But we shouldn’t be surprised — after all, this is an election year. It is easy, almost trendy, to make these statements. But the American people are far from ignorant, and they want to bring our troops home with a win under their belts. We all have seen the tremendous success of the surge and know that a strategic victory is close at hand. Americans also realize that we must stay on offense against terror.
Unfortunately, the former “community organizer” has adopted the reckless national-security advice of George Soros and Moveon.org in order to win his party’s nomination. Senator Obama continually speaks about the lack of judgment of those supporting victory in Iraq, yet he’s continually demonstrated his lack of judgment on the most obvious — denouncing the surge not a month after it started, insisting on timelines for withdrawal before meeting with commanders on the ground, announcing a willingness to meet with dictators and despots unconditionally.
Senator Obama deserves applause for embarking on a first trip to Afghanistan and a long-overdue trip to Iraq, but it is this soldier’s hope for the senator to put politics aside and see for himself the undeniable progress that General Petraeus’ new counter-insurgency strategy has yielded.
Senator Obama should sit down one-on-one with our battle-hardened field commanders; men like generals Petraeus and Odierno, and ask them for advice.
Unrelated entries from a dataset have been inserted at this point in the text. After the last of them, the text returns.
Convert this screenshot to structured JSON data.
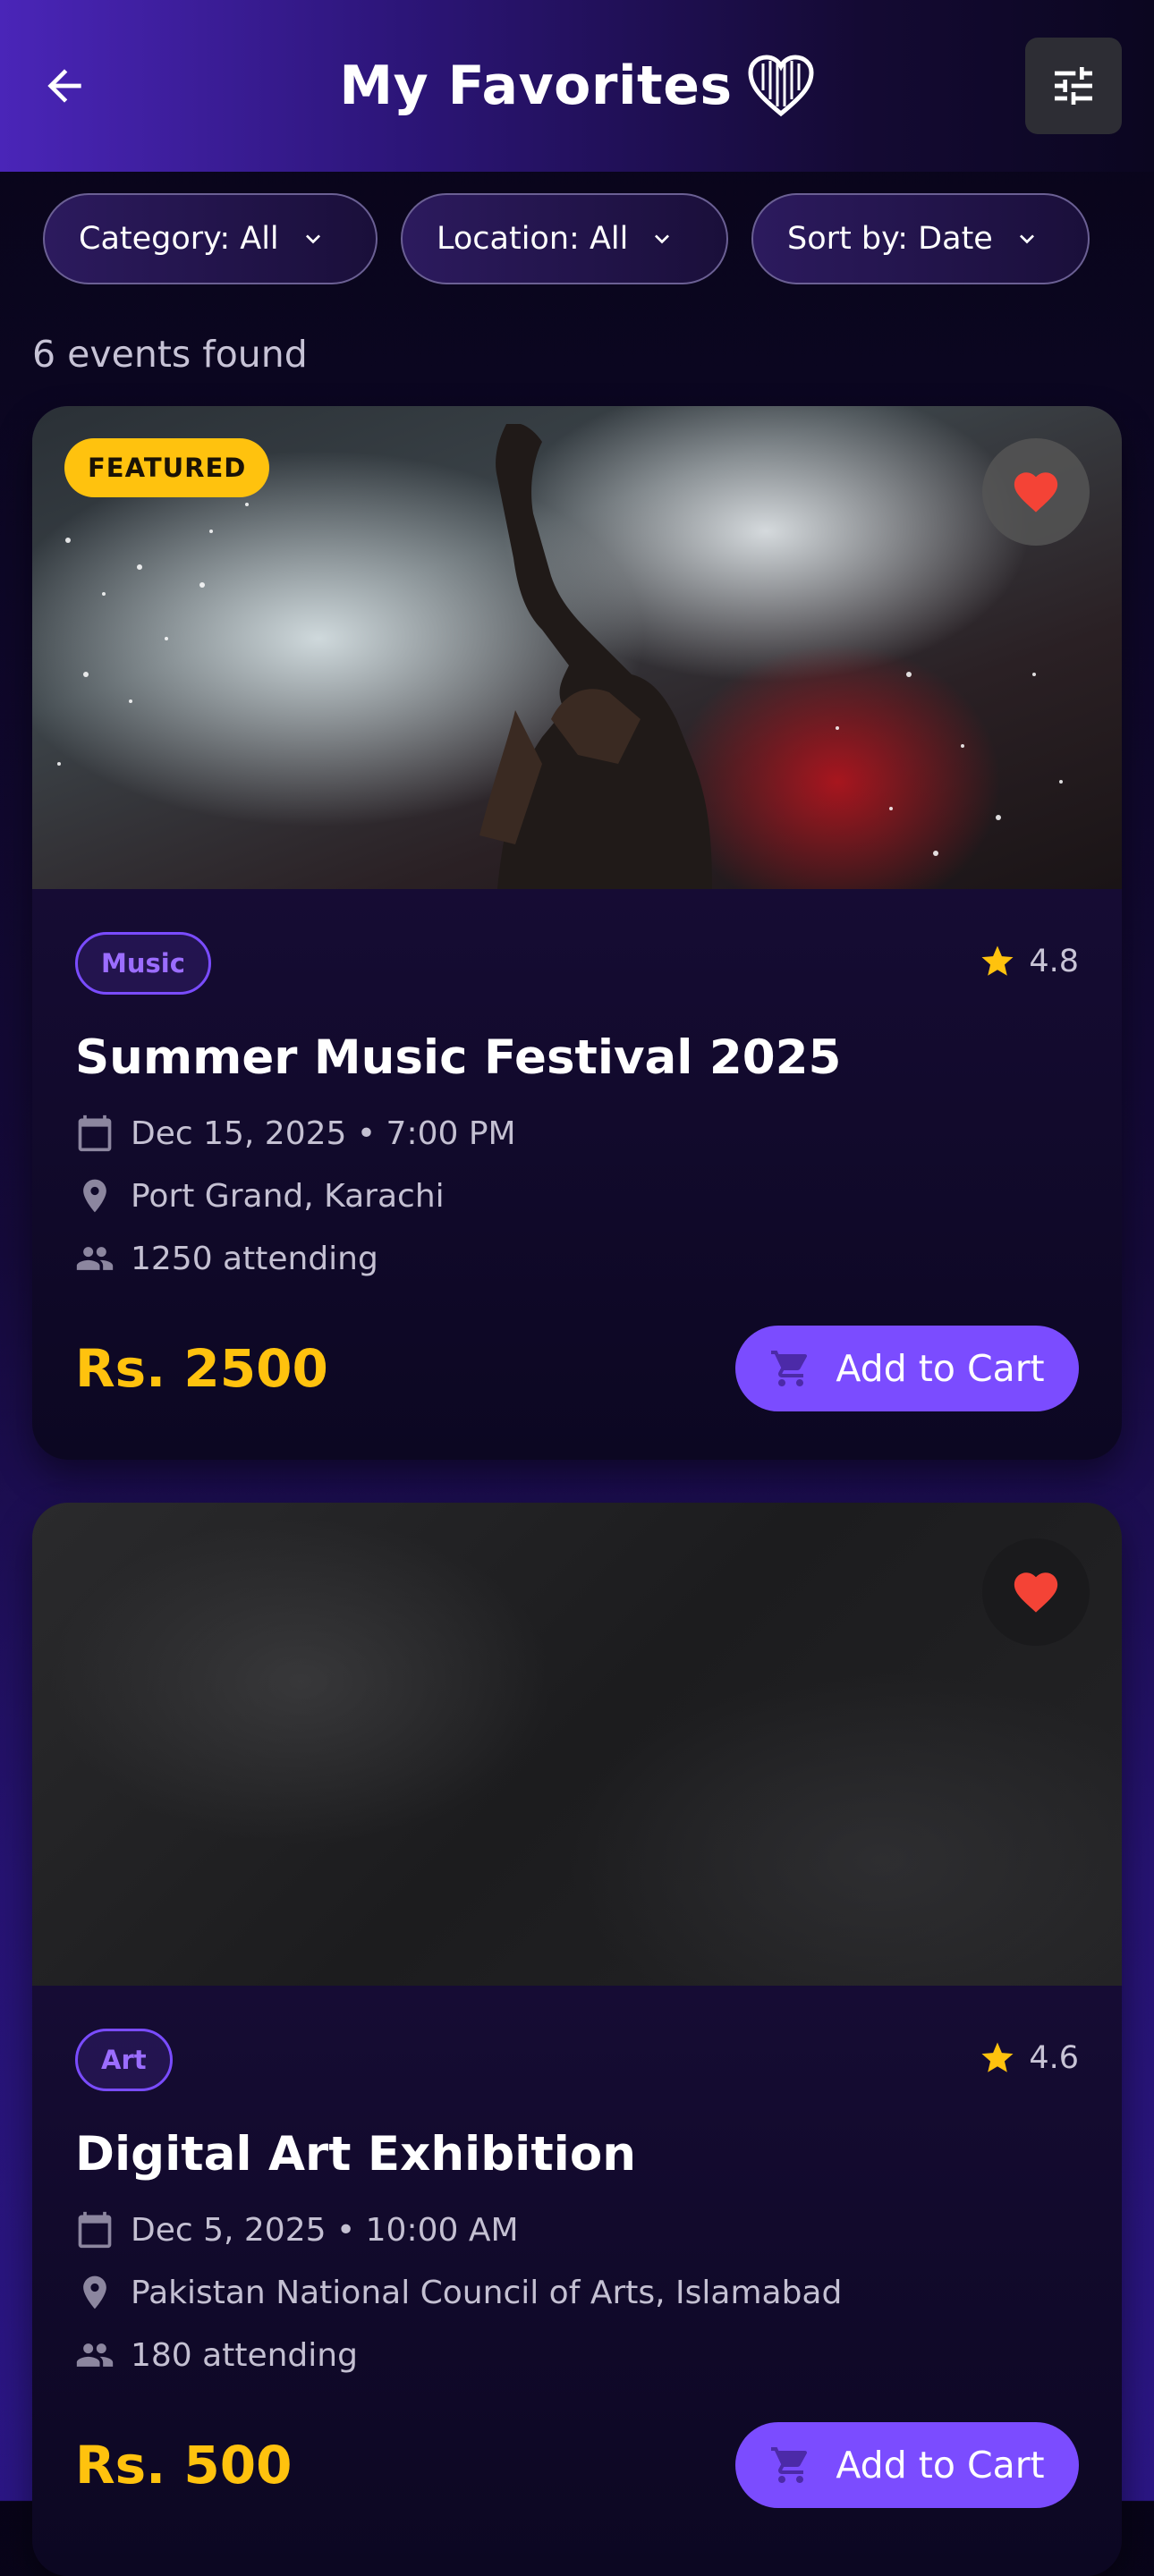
{
  "header": {
    "title": "My Favorites",
    "back_icon": "arrow-left-icon",
    "title_icon": "heart-outline-icon",
    "filter_icon": "tune-sliders-icon"
  },
  "filters": [
    {
      "label": "Category: All"
    },
    {
      "label": "Location: All"
    },
    {
      "label": "Sort by: Date"
    }
  ],
  "results": {
    "count_text": "6 events found"
  },
  "colors": {
    "accent": "#7b4cff",
    "price": "#ffc20e",
    "favorite_heart": "#f44336",
    "featured_badge": "#ffc20e"
  },
  "events": [
    {
      "featured_label": "FEATURED",
      "category": "Music",
      "rating": "4.8",
      "title": "Summer Music Festival 2025",
      "datetime": "Dec 15, 2025 • 7:00 PM",
      "location": "Port Grand, Karachi",
      "attending": "1250 attending",
      "price": "Rs. 2500",
      "cart_label": "Add to Cart",
      "favorited": true
    },
    {
      "category": "Art",
      "rating": "4.6",
      "title": "Digital Art Exhibition",
      "datetime": "Dec 5, 2025 • 10:00 AM",
      "location": "Pakistan National Council of Arts, Islamabad",
      "attending": "180 attending",
      "price": "Rs. 500",
      "cart_label": "Add to Cart",
      "favorited": true
    }
  ]
}
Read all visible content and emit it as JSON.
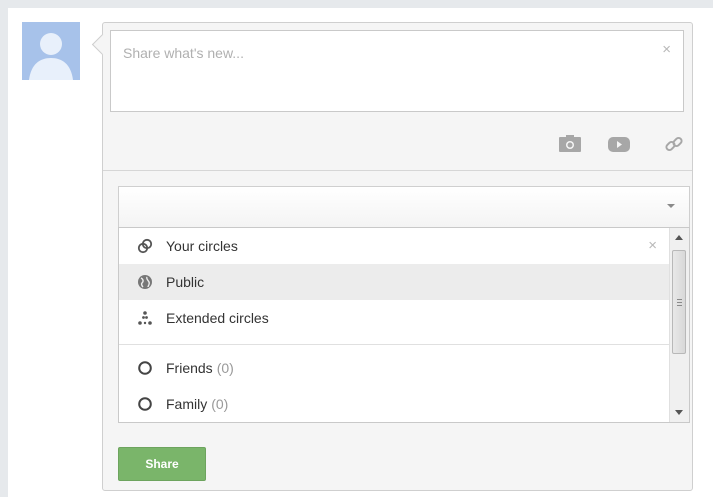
{
  "avatar": {
    "icon": "default-profile-silhouette-icon",
    "bg": "#a7c2ea"
  },
  "compose": {
    "placeholder": "Share what's new...",
    "close_glyph": "×"
  },
  "media_icons": [
    "camera-icon",
    "video-play-icon",
    "link-chain-icon"
  ],
  "audience": {
    "value": "",
    "menu_items": [
      {
        "icon": "circles-icon",
        "label": "Your circles",
        "close_glyph": "×"
      },
      {
        "icon": "globe-icon",
        "label": "Public",
        "highlighted": true
      },
      {
        "icon": "extended-circles-icon",
        "label": "Extended circles"
      },
      {
        "icon": "circle-outline-icon",
        "label": "Friends",
        "count": "(0)"
      },
      {
        "icon": "circle-outline-icon",
        "label": "Family",
        "count": "(0)"
      }
    ]
  },
  "share_button": {
    "label": "Share",
    "color": "#7ab56a"
  }
}
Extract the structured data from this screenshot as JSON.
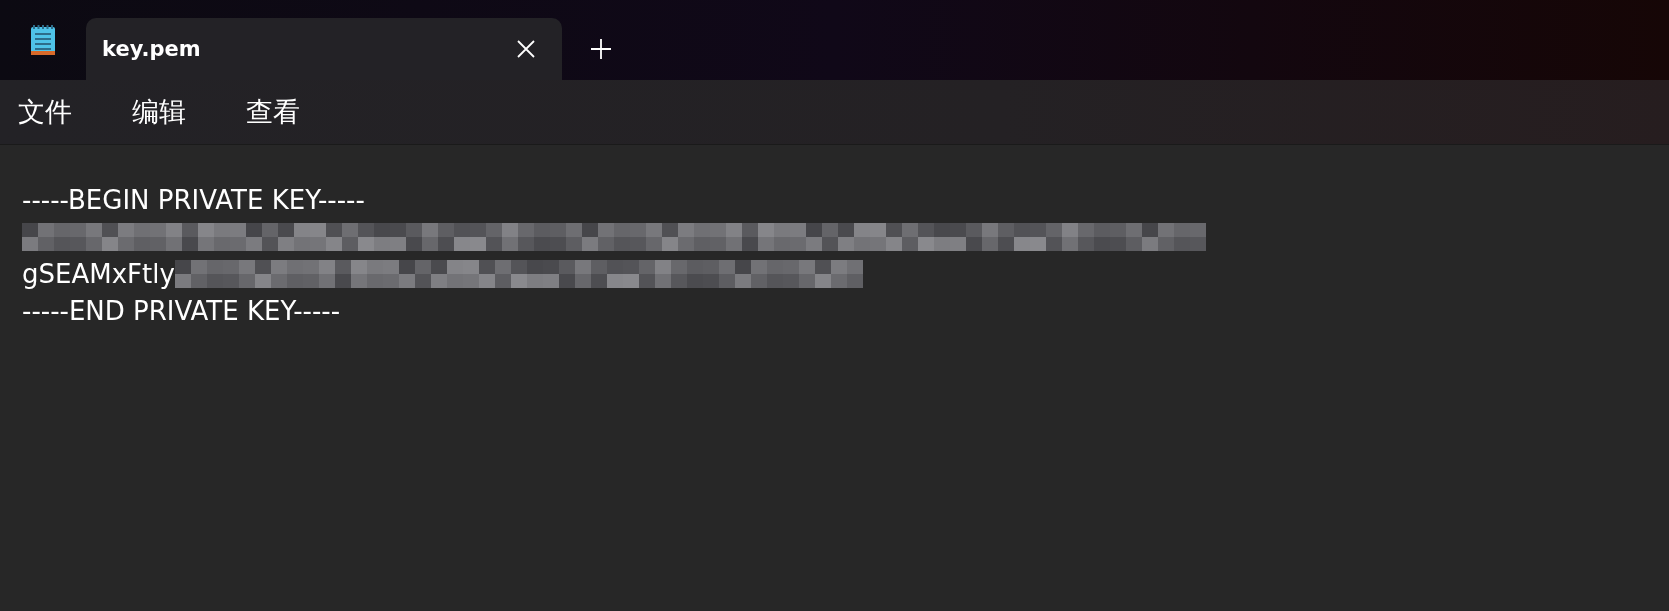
{
  "tabs": [
    {
      "title": "key.pem",
      "selected": true
    }
  ],
  "menu": [
    "文件",
    "编辑",
    "查看"
  ],
  "lines": [
    {
      "kind": "text",
      "text": "-----BEGIN PRIVATE KEY-----"
    },
    {
      "kind": "redacted"
    },
    {
      "kind": "redacted",
      "text": "gSEAMxFtly"
    },
    {
      "kind": "text",
      "text": "-----END PRIVATE KEY-----"
    }
  ]
}
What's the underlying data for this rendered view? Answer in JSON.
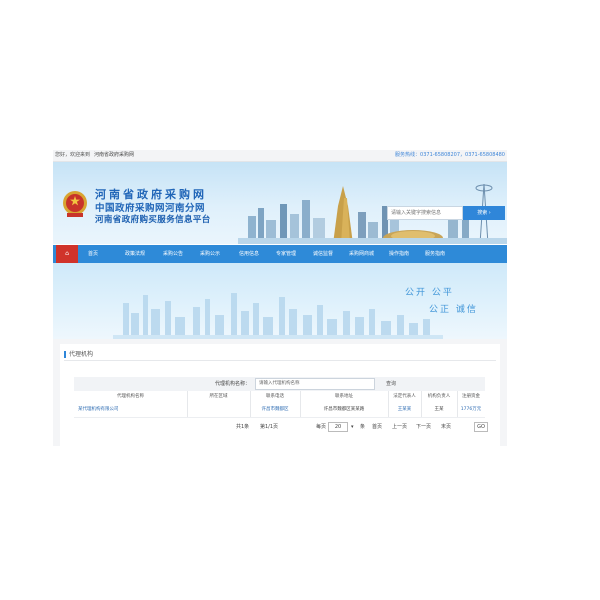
{
  "topbar": {
    "welcome": "您好，欢迎来到",
    "link": "河南省政府采购网",
    "contact": "服务热线：0371-65808207，0371-65808480"
  },
  "header": {
    "title_line1": "河南省政府采购网",
    "title_line2": "中国政府采购网河南分网",
    "title_line3": "河南省政府购买服务信息平台",
    "search_placeholder": "请输入关键字搜索信息",
    "search_button": "搜索 ›"
  },
  "nav": {
    "home_icon": "home-icon",
    "items": [
      "首页",
      "政策法规",
      "采购公告",
      "采购公示",
      "信用信息",
      "专家管理",
      "诚信监督",
      "采购网商城",
      "操作指南",
      "服务指南"
    ]
  },
  "banner": {
    "slogan_line1": "公开   公平",
    "slogan_line2": "公正   诚信"
  },
  "panel": {
    "title": "代理机构",
    "search_label": "代理机构名称：",
    "search_value": "请输入代理机构名称",
    "search_button": "查询"
  },
  "table": {
    "headers": [
      "代理机构名称",
      "所在区域",
      "联系电话",
      "联系地址",
      "法定代表人",
      "机构负责人",
      "注册资金"
    ],
    "rows": [
      [
        "某代理机构有限公司",
        "",
        "许昌市魏都区",
        "许昌市魏都区某某路",
        "王某某",
        "王某",
        "1776万元"
      ]
    ]
  },
  "pager": {
    "total": "共1条",
    "page": "第1/1页",
    "per_page_label": "每页",
    "per_page_value": "20",
    "per_page_unit": "条",
    "first": "首页",
    "prev": "上一页",
    "next": "下一页",
    "last": "末页",
    "go": "GO"
  },
  "colors": {
    "primary": "#2e8ad8",
    "home_red": "#d0332a",
    "title_blue": "#2166b8"
  }
}
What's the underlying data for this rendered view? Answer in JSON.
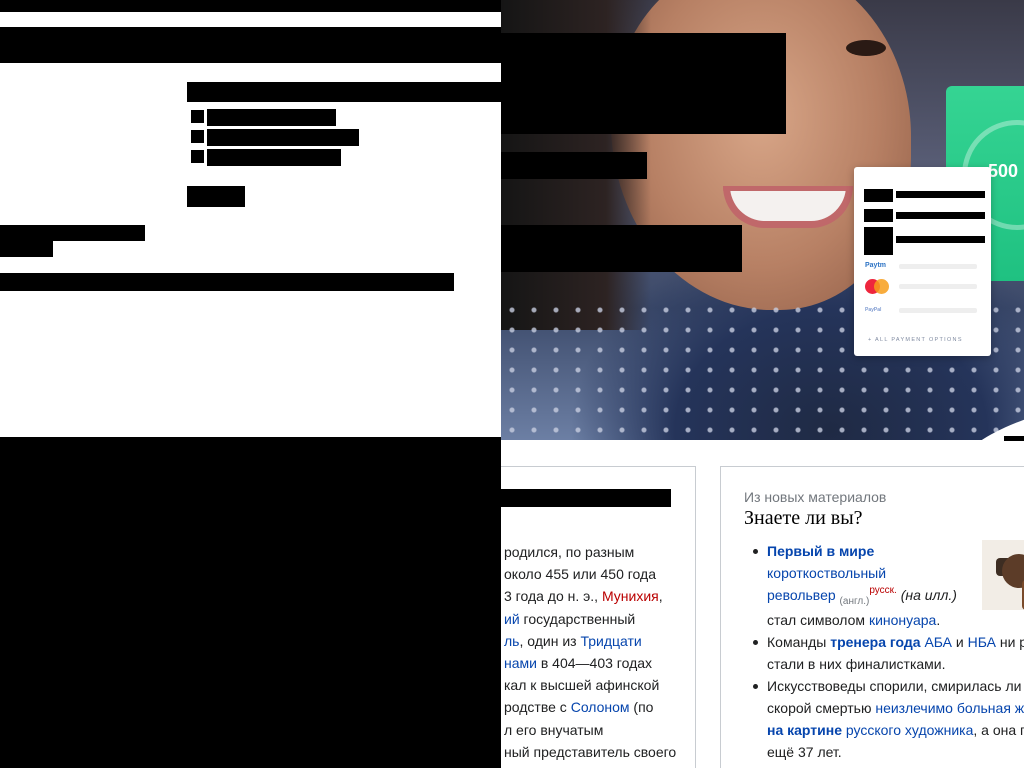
{
  "hero": {
    "pay_card": {
      "paytm_label": "Paytm",
      "paypal_label": "PayPal",
      "all_options_label": "+ ALL PAYMENT OPTIONS"
    },
    "green_card": {
      "amount": "500"
    }
  },
  "left_panel": {
    "lines": [
      [
        {
          "t": "родился, по разным",
          "c": ""
        }
      ],
      [
        {
          "t": "около 455 или 450 года",
          "c": ""
        }
      ],
      [
        {
          "t": "3 года до н. э., ",
          "c": ""
        },
        {
          "t": "Мунихия",
          "c": "red"
        },
        {
          "t": ",",
          "c": ""
        }
      ],
      [
        {
          "t": "ий",
          "c": "lnk"
        },
        {
          "t": " государственный",
          "c": ""
        }
      ],
      [
        {
          "t": "ль",
          "c": "lnk"
        },
        {
          "t": ", один из ",
          "c": ""
        },
        {
          "t": "Тридцати",
          "c": "lnk"
        }
      ],
      [
        {
          "t": "нами",
          "c": "lnk"
        },
        {
          "t": " в 404—403 годах",
          "c": ""
        }
      ],
      [
        {
          "t": "кал к высшей афинской",
          "c": ""
        }
      ],
      [
        {
          "t": "родстве с ",
          "c": ""
        },
        {
          "t": "Солоном",
          "c": "lnk"
        },
        {
          "t": " (по",
          "c": ""
        }
      ],
      [
        {
          "t": "л его внучатым",
          "c": ""
        }
      ],
      [
        {
          "t": "ный представитель своего",
          "c": ""
        }
      ]
    ]
  },
  "right_panel": {
    "subtitle": "Из новых материалов",
    "heading": "Знаете ли вы?",
    "items": [
      {
        "lines": [
          [
            {
              "t": "Первый в мире",
              "c": "lnk b"
            }
          ],
          [
            {
              "t": "короткоствольный",
              "c": "lnk"
            }
          ],
          [
            {
              "t": "револьвер",
              "c": "lnk"
            },
            {
              "t": " ",
              "c": ""
            },
            {
              "t": "(англ.)",
              "c": "sub"
            },
            {
              "t": "русск.",
              "c": "sup"
            },
            {
              "t": " (на илл.)",
              "c": "it"
            }
          ],
          [
            {
              "t": "стал символом ",
              "c": ""
            },
            {
              "t": "кинонуара",
              "c": "lnk"
            },
            {
              "t": ".",
              "c": ""
            }
          ]
        ]
      },
      {
        "lines": [
          [
            {
              "t": "Команды ",
              "c": ""
            },
            {
              "t": "тренера года",
              "c": "lnk b"
            },
            {
              "t": " ",
              "c": ""
            },
            {
              "t": "АБА",
              "c": "lnk"
            },
            {
              "t": " и ",
              "c": ""
            },
            {
              "t": "НБА",
              "c": "lnk"
            },
            {
              "t": " ни р",
              "c": ""
            }
          ],
          [
            {
              "t": "стали в них финалистками.",
              "c": ""
            }
          ]
        ]
      },
      {
        "lines": [
          [
            {
              "t": "Искусствоведы спорили, смирилась ли",
              "c": ""
            }
          ],
          [
            {
              "t": "скорой смертью ",
              "c": ""
            },
            {
              "t": "неизлечимо больная ж",
              "c": "lnk"
            }
          ],
          [
            {
              "t": "на картине",
              "c": "lnk b"
            },
            {
              "t": " ",
              "c": ""
            },
            {
              "t": "русского художника",
              "c": "lnk"
            },
            {
              "t": ", а она г",
              "c": ""
            }
          ],
          [
            {
              "t": "ещё 37 лет.",
              "c": ""
            }
          ]
        ]
      }
    ]
  },
  "colors": {
    "link": "#0645ad",
    "red_link": "#ba0000",
    "accent_green": "#1fc181",
    "border": "#c8ccd1"
  }
}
If he does so, he will be confronted with a stark choice, perhaps the most pivotal of his career: siding with our commanders on the ground, or continuing to side with George Soros and Moveon.org.
– Captain Joel Arends served with the Army’s 1st Cavalry Division in Iraq and is currently the executive director of Vets for Freedom.